STUDY MATERIAL: Begin
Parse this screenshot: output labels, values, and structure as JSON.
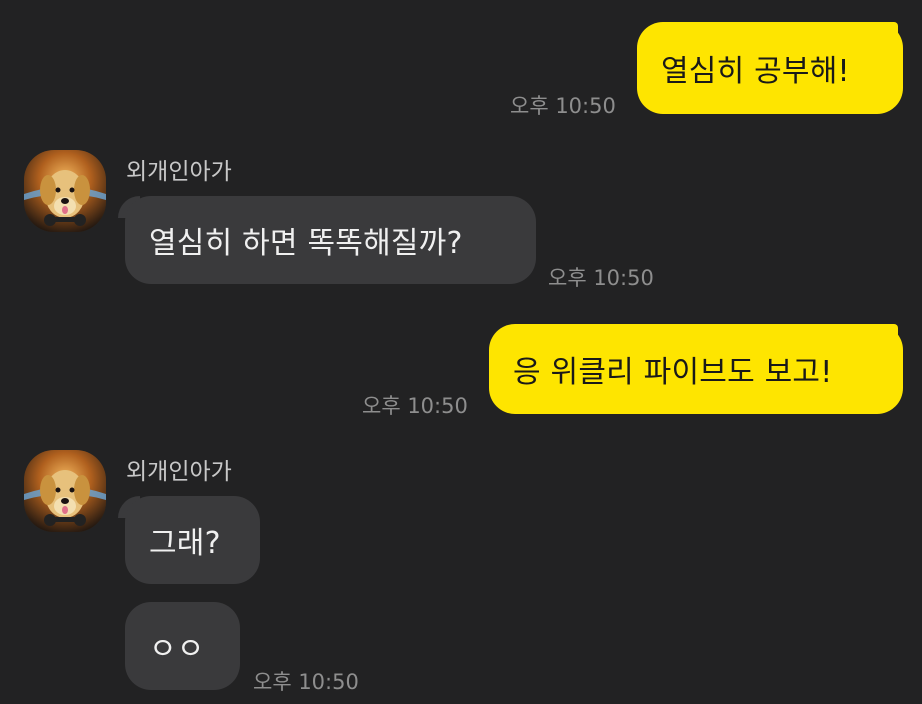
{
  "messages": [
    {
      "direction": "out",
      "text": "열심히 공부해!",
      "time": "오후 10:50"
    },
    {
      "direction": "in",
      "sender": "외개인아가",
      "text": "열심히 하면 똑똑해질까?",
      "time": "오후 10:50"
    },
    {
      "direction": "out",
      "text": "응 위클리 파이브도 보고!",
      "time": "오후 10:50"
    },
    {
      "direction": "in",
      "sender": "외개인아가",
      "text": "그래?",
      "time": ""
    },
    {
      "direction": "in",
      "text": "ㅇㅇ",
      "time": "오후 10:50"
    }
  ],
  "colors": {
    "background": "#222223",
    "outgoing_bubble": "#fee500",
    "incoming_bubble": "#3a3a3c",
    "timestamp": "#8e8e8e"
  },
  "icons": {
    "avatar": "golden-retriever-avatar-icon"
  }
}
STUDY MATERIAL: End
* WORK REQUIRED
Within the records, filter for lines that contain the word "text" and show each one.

* EXPECTED OUTPUT
      "text": "열심히 공부해!",
      "text": "열심히 하면 똑똑해질까?",
      "text": "응 위클리 파이브도 보고!",
      "text": "그래?",
      "text": "ㅇㅇ",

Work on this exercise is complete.